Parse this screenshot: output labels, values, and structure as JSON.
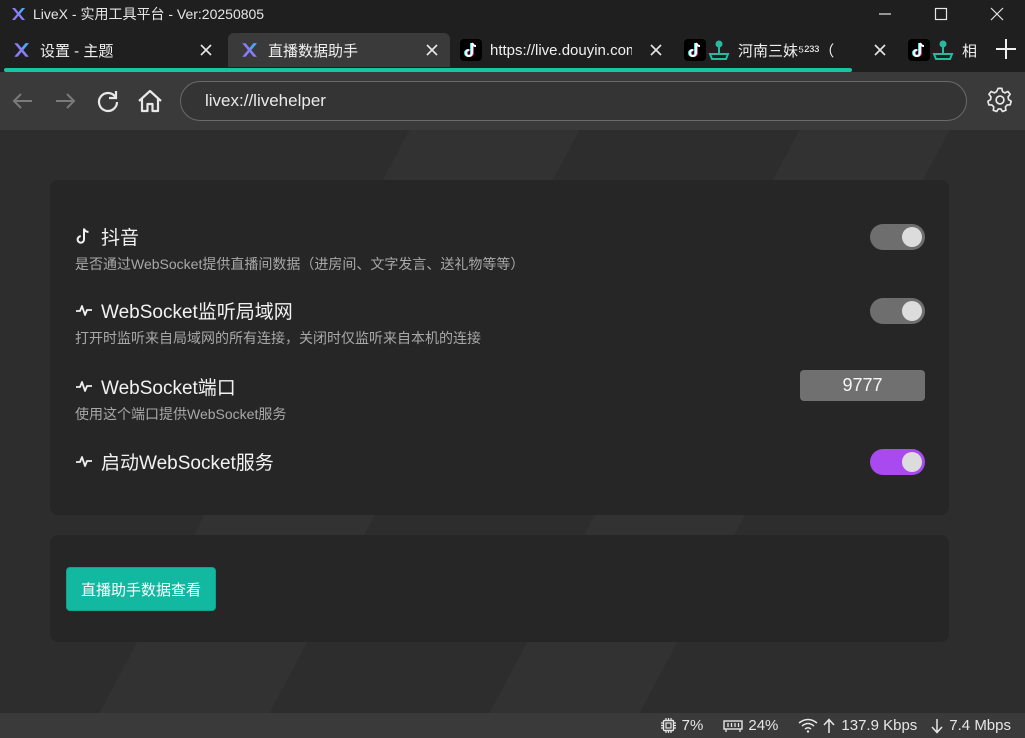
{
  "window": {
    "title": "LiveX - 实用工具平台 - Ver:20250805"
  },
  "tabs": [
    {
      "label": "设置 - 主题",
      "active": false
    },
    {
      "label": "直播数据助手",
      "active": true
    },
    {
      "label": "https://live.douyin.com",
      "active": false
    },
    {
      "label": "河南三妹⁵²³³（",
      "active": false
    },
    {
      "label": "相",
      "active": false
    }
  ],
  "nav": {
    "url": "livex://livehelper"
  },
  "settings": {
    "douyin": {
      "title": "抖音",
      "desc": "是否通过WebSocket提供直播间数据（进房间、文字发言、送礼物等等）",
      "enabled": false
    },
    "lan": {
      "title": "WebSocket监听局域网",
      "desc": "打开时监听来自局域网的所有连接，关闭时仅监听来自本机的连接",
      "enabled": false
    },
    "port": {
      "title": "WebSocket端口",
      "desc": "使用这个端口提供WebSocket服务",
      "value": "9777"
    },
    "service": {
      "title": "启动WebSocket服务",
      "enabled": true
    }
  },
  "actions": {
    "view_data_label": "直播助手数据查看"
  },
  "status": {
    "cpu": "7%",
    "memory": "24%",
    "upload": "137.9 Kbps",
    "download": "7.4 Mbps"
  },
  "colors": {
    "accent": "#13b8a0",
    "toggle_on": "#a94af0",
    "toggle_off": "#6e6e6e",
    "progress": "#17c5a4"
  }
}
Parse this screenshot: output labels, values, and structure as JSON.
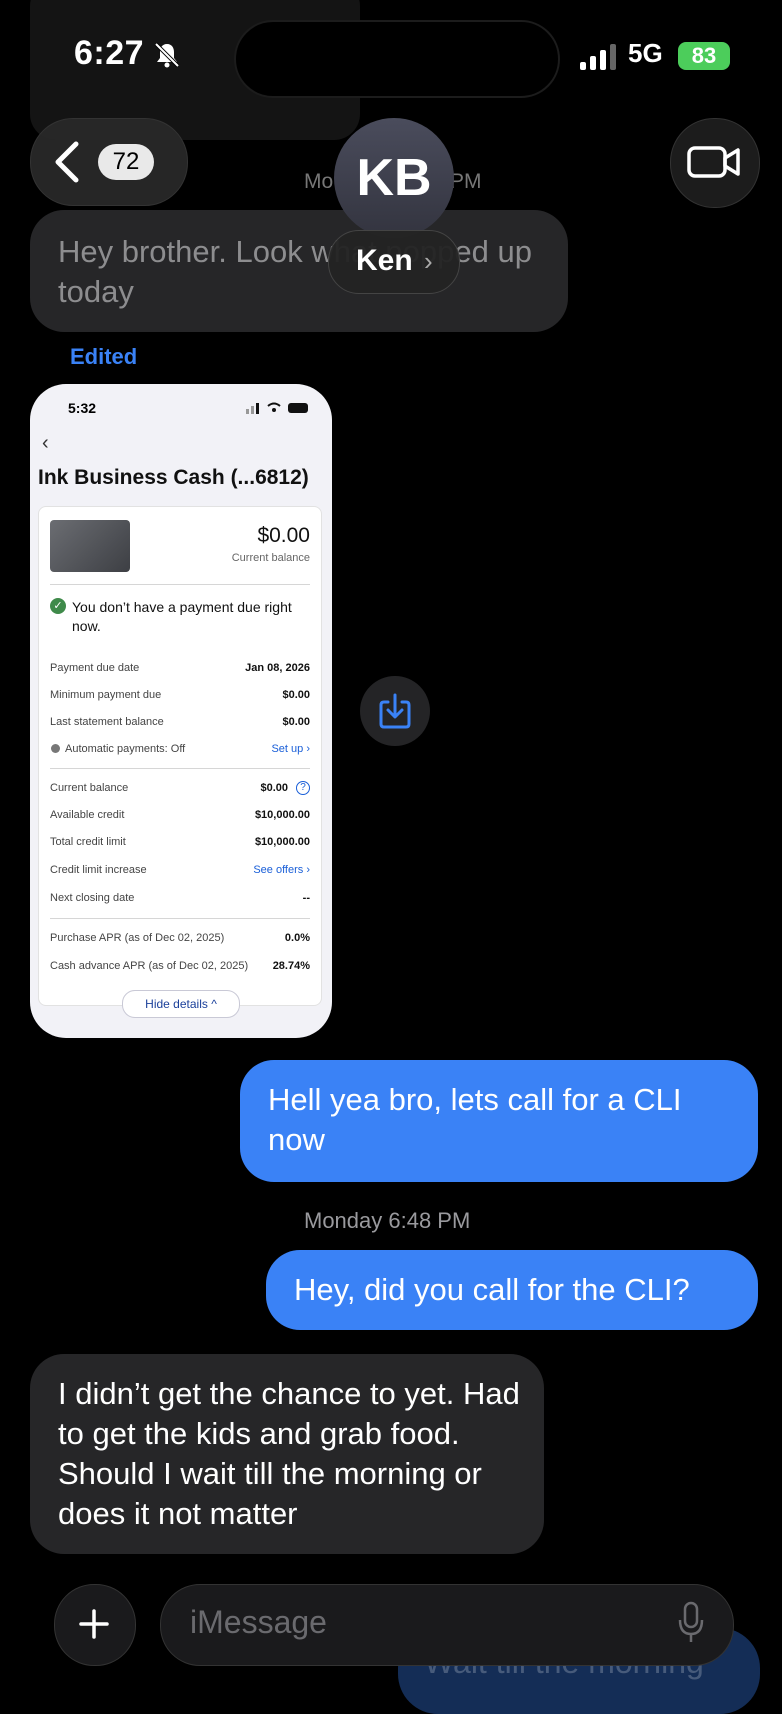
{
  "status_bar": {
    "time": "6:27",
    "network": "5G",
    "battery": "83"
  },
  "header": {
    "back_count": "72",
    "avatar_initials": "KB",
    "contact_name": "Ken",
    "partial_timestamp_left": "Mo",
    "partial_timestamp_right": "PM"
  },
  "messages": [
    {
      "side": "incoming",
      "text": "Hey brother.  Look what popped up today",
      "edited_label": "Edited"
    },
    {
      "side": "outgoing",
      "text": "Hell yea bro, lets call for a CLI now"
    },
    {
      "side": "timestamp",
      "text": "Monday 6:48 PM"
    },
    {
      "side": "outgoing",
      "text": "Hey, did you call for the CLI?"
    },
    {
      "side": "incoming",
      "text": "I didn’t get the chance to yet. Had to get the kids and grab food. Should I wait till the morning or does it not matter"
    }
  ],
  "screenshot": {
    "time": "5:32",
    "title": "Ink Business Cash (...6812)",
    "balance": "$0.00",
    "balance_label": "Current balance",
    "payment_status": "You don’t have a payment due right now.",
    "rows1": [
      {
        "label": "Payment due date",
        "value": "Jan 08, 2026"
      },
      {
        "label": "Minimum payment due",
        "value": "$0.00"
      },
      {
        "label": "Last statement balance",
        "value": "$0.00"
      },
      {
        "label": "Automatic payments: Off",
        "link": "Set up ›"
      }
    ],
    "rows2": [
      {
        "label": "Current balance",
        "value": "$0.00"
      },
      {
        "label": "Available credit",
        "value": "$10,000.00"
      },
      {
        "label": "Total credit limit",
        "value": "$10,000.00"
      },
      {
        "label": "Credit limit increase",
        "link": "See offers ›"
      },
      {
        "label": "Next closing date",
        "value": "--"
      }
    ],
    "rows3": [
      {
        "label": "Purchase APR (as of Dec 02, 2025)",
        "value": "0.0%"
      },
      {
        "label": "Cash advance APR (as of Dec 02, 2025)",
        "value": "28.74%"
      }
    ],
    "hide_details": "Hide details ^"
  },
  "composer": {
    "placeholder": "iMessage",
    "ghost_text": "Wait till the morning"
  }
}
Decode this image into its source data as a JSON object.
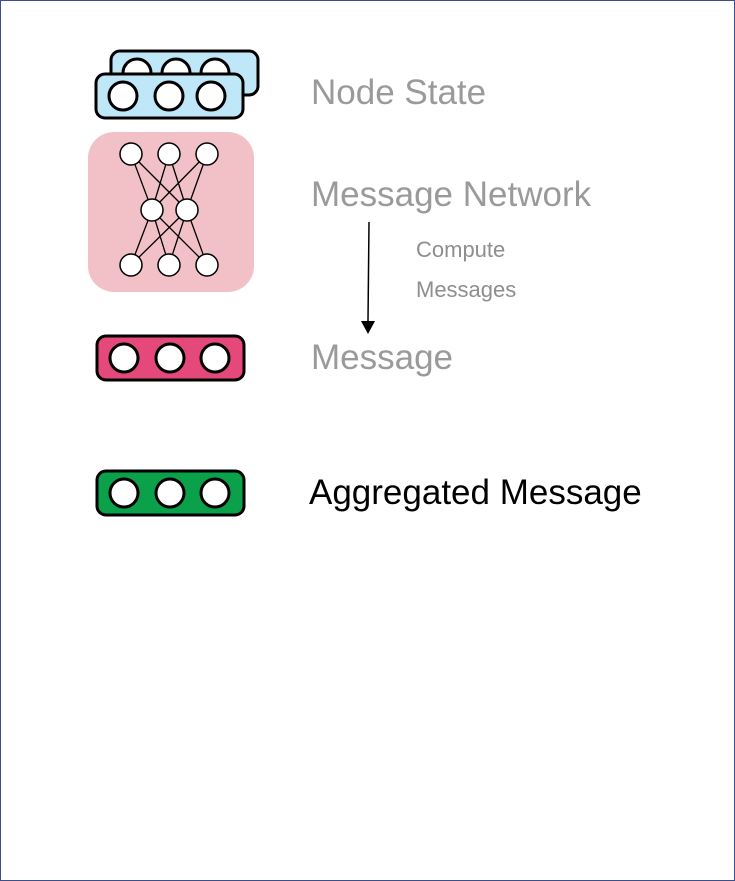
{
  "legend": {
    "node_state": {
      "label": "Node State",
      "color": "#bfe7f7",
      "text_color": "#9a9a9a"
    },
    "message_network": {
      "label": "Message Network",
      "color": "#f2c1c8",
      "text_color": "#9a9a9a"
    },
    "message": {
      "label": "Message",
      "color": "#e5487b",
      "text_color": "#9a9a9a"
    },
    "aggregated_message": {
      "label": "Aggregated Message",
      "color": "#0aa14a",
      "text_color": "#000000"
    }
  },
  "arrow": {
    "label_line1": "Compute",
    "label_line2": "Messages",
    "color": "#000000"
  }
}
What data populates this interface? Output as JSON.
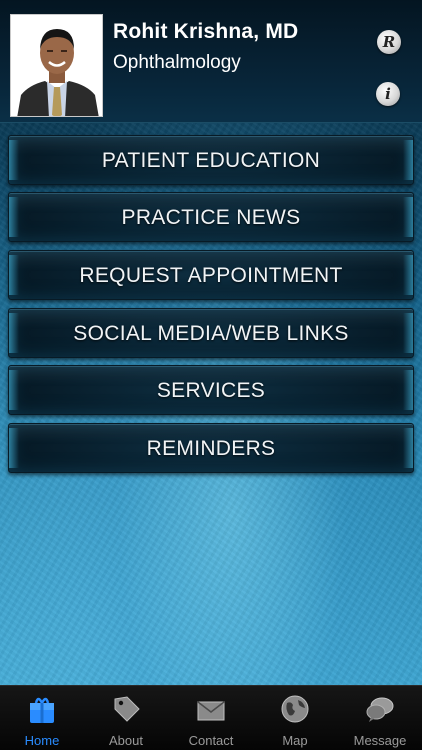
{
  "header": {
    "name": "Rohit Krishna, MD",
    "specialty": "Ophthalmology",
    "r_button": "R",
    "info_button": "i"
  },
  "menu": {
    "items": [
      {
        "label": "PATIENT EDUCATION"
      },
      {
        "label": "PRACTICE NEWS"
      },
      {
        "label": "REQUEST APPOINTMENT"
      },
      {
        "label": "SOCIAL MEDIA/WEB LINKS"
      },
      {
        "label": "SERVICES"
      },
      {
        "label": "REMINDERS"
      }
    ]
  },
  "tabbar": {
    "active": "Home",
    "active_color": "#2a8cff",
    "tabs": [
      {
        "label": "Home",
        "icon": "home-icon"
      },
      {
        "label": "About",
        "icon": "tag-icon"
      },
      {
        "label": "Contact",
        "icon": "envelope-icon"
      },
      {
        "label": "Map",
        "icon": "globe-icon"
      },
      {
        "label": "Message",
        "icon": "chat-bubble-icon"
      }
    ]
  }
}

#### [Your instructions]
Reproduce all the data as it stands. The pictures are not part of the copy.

#### [Exercise result]
Parse this screenshot: output labels, values, and structure as JSON.
{
  "window": {
    "title": "LiveX - 实用工具平台 - Ver:20250805"
  },
  "tabs": [
    {
      "label": "设置 - 主题",
      "active": false
    },
    {
      "label": "直播数据助手",
      "active": true
    },
    {
      "label": "https://live.douyin.com",
      "active": false
    },
    {
      "label": "河南三妹⁵²³³（",
      "active": false
    },
    {
      "label": "相",
      "active": false
    }
  ],
  "nav": {
    "url": "livex://livehelper"
  },
  "settings": {
    "douyin": {
      "title": "抖音",
      "desc": "是否通过WebSocket提供直播间数据（进房间、文字发言、送礼物等等）",
      "enabled": false
    },
    "lan": {
      "title": "WebSocket监听局域网",
      "desc": "打开时监听来自局域网的所有连接，关闭时仅监听来自本机的连接",
      "enabled": false
    },
    "port": {
      "title": "WebSocket端口",
      "desc": "使用这个端口提供WebSocket服务",
      "value": "9777"
    },
    "service": {
      "title": "启动WebSocket服务",
      "enabled": true
    }
  },
  "actions": {
    "view_data_label": "直播助手数据查看"
  },
  "status": {
    "cpu": "7%",
    "memory": "24%",
    "upload": "137.9 Kbps",
    "download": "7.4 Mbps"
  },
  "colors": {
    "accent": "#13b8a0",
    "toggle_on": "#a94af0",
    "toggle_off": "#6e6e6e",
    "progress": "#17c5a4"
  }
}
Parse this screenshot: output labels, values, and structure as JSON.
{
  "status_bar": {
    "time": "6:27",
    "network": "5G",
    "battery": "83"
  },
  "header": {
    "back_count": "72",
    "avatar_initials": "KB",
    "contact_name": "Ken",
    "partial_timestamp_left": "Mo",
    "partial_timestamp_right": "PM"
  },
  "messages": [
    {
      "side": "incoming",
      "text": "Hey brother.  Look what popped up today",
      "edited_label": "Edited"
    },
    {
      "side": "outgoing",
      "text": "Hell yea bro, lets call for a CLI now"
    },
    {
      "side": "timestamp",
      "text": "Monday 6:48 PM"
    },
    {
      "side": "outgoing",
      "text": "Hey, did you call for the CLI?"
    },
    {
      "side": "incoming",
      "text": "I didn’t get the chance to yet. Had to get the kids and grab food. Should I wait till the morning or does it not matter"
    }
  ],
  "screenshot": {
    "time": "5:32",
    "title": "Ink Business Cash (...6812)",
    "balance": "$0.00",
    "balance_label": "Current balance",
    "payment_status": "You don’t have a payment due right now.",
    "rows1": [
      {
        "label": "Payment due date",
        "value": "Jan 08, 2026"
      },
      {
        "label": "Minimum payment due",
        "value": "$0.00"
      },
      {
        "label": "Last statement balance",
        "value": "$0.00"
      },
      {
        "label": "Automatic payments: Off",
        "link": "Set up ›"
      }
    ],
    "rows2": [
      {
        "label": "Current balance",
        "value": "$0.00"
      },
      {
        "label": "Available credit",
        "value": "$10,000.00"
      },
      {
        "label": "Total credit limit",
        "value": "$10,000.00"
      },
      {
        "label": "Credit limit increase",
        "link": "See offers ›"
      },
      {
        "label": "Next closing date",
        "value": "--"
      }
    ],
    "rows3": [
      {
        "label": "Purchase APR (as of Dec 02, 2025)",
        "value": "0.0%"
      },
      {
        "label": "Cash advance APR (as of Dec 02, 2025)",
        "value": "28.74%"
      }
    ],
    "hide_details": "Hide details ^"
  },
  "composer": {
    "placeholder": "iMessage",
    "ghost_text": "Wait till the morning"
  }
}
Decode this image into its source data as a JSON object.
{
  "legend": {
    "node_state": {
      "label": "Node State",
      "color": "#bfe7f7",
      "text_color": "#9a9a9a"
    },
    "message_network": {
      "label": "Message Network",
      "color": "#f2c1c8",
      "text_color": "#9a9a9a"
    },
    "message": {
      "label": "Message",
      "color": "#e5487b",
      "text_color": "#9a9a9a"
    },
    "aggregated_message": {
      "label": "Aggregated Message",
      "color": "#0aa14a",
      "text_color": "#000000"
    }
  },
  "arrow": {
    "label_line1": "Compute",
    "label_line2": "Messages",
    "color": "#000000"
  }
}
What data populates this interface? Output as JSON.
{
  "header": {
    "name": "Rohit Krishna, MD",
    "specialty": "Ophthalmology",
    "r_button": "R",
    "info_button": "i"
  },
  "menu": {
    "items": [
      {
        "label": "PATIENT EDUCATION"
      },
      {
        "label": "PRACTICE NEWS"
      },
      {
        "label": "REQUEST APPOINTMENT"
      },
      {
        "label": "SOCIAL MEDIA/WEB LINKS"
      },
      {
        "label": "SERVICES"
      },
      {
        "label": "REMINDERS"
      }
    ]
  },
  "tabbar": {
    "active": "Home",
    "active_color": "#2a8cff",
    "tabs": [
      {
        "label": "Home",
        "icon": "home-icon"
      },
      {
        "label": "About",
        "icon": "tag-icon"
      },
      {
        "label": "Contact",
        "icon": "envelope-icon"
      },
      {
        "label": "Map",
        "icon": "globe-icon"
      },
      {
        "label": "Message",
        "icon": "chat-bubble-icon"
      }
    ]
  }
}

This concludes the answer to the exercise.